Human language is almost infinitely malleable, able to express the deepest of human affects with the deftest of literary touches or scaling the heights of human joy with flourishes of poetic imagination.
Conversely, words or phrases are some of the most effective weapons of psychological mass destruction known to man. Utter the wrong word or phrase in the wrong part of town, and issues of getting your pronunciation pitch perfect will be the least of your concerns. For example, in Cape Town, the Cape Flats in particular, you will often hear some of the most colourful maternal-describing adjectives anywhere. In the Northern Cape, among the Griqwua people, you will be treated to arguably the most endearing rendering of the Lord’s prayer to be found where people pray.
Investors similarly have phrases and words that will lead to successful action more often than not and others that could lead to substantial wealth destruction.
Investors are not in danger of grievous bodily harm when they utter certain phrases, perhaps those running the money of the mob are an exception, but all investors are in danger of falling under the spell of words such as “hope” or “fear”. Investment anywhere, at anytime, is about action, about making decisions, but action rarely exists in isolation from ideas that motivate their instantiation. This short essay is about the wealth diminishing investment ideas and actions that result from acting on the wrong ideas represented by the wrong words or phrases.
Hope is a powerful word, and describes a state of mind surely nobody can live without. But please invest without it! There is NO room for hope in investment decision-making. The successful investor should deal in the present, and approach the future like an emotionally dead calculating machine, speaking the language of probability-weighted expected value and preaching the gospel of thorough, disinterested, confirmation bias free, research. The great investor is not without emotion, she cannot be for she is human, but she disinterestedly observes the market for opportunities to take advantage of the misplaced or deflated hopes of others. I do not hope that the shares in my portfolio will rise in value, I expect, given the information at hand that the shares will appreciate with a probability of such and such. And then I update my expectations as I become aware of and interpret the information I am exposed to or unearth. Never deal in hope, deal in probabilities.
Fear is as natural, and naturally uncomfortable, as any affect affecting human life. Somebody without fear, any fear, is somebody in great danger. Imagine not being afraid of anything? Climbing into the boxing ring in the presence of a Tyson without a care in the world, traversing the Kruger national park at night without a flashlight, swimming the amazon river with a few cuts and bruises for good measure. Such a person will find TV shows such as Fear Factor downright boring, even as a contestant! Investors, who make decisions unduly influenced by fear, often sell their shares when events of great emotional salience, but often of marginal economic effect, flood the collective consciousness of the market. Successful investors feel the same fear, but they respond by noting that fear is very often a false positive. Fear is good for survival, but the emotion of fear works as a tool for survival exactly because it is safe rather than sorry in its mechanism. Better to run from a fake lion than not running from the real kitty.

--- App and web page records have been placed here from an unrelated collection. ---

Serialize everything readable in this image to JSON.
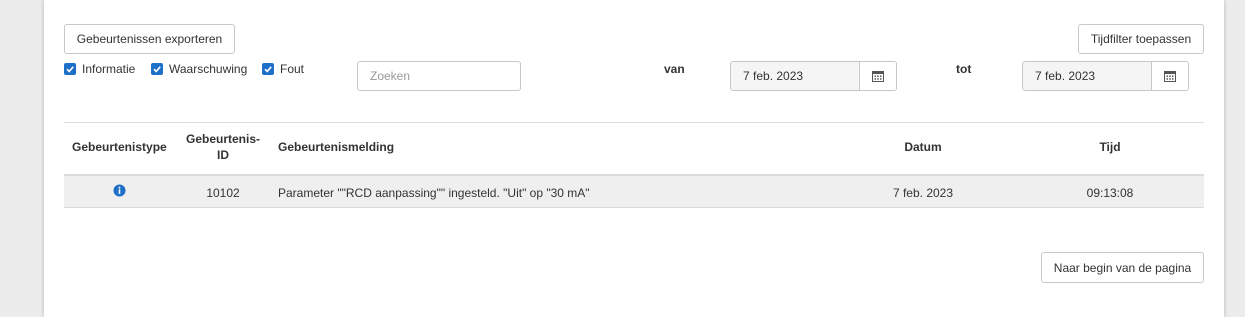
{
  "toolbar": {
    "export_label": "Gebeurtenissen exporteren",
    "apply_filter_label": "Tijdfilter toepassen"
  },
  "filters": {
    "checkboxes": [
      {
        "label": "Informatie",
        "checked": true
      },
      {
        "label": "Waarschuwing",
        "checked": true
      },
      {
        "label": "Fout",
        "checked": true
      }
    ],
    "search_placeholder": "Zoeken",
    "from_label": "van",
    "from_date": "7 feb. 2023",
    "to_label": "tot",
    "to_date": "7 feb. 2023",
    "calendar_icon": "calendar-icon"
  },
  "table": {
    "headers": {
      "type": "Gebeurtenistype",
      "id_line1": "Gebeurtenis-",
      "id_line2": "ID",
      "message": "Gebeurtenismelding",
      "date": "Datum",
      "time": "Tijd"
    },
    "rows": [
      {
        "type_icon": "info-icon",
        "id": "10102",
        "message": "Parameter \"\"RCD aanpassing\"\" ingesteld. \"Uit\" op \"30 mA\"",
        "date": "7 feb. 2023",
        "time": "09:13:08"
      }
    ]
  },
  "footer": {
    "back_to_top_label": "Naar begin van de pagina"
  },
  "colors": {
    "accent": "#1e6fc8",
    "row_bg": "#efefef"
  }
}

Many investors worry way too much about the past. For example, investors often boast, “I bought this share at R3 and it is now R50” or are deflated in their silence when they bought at R50 and the share is at R3. All of us tend to run mental accounts where we continually compare the purchase price of an asset to what the asset trades for in the present. While this may provide some psychological pleasure and a good barbeque story when you are “in the money”, it is not relevant to what fundamentally matters in investment. The only thing that matters for investment success is to have a firm grasp of the intrinsic value of the assets that you own and to have a reasoned expectation of how these values will evolve. To put it very simply, investment is NEVER about the past, but always about the FUTURE and PRESENT cash flows expected from the asset that you hold. You ought to study the past to be informed about the way the future might go, but never look in the mirror after you have acquired an asset.
Human beings sometimes express emotion using words sometimes better left unsaid -in other words, un-acted upon. In the same way, many investors’ make investment decisions based on emotions such as “fear” and “hope”. These decisions are also best left undone, especially if your aim is sustainable wealth creation. The only thing that matters in investments is having a firm grasp of the intrinsic values of the assets that you own and how these values are expected to change. Only the present and the future cash flows expected from an asset matters in matters of asset value, everything else is unnecessary intellectual distraction or damaging emotional affect.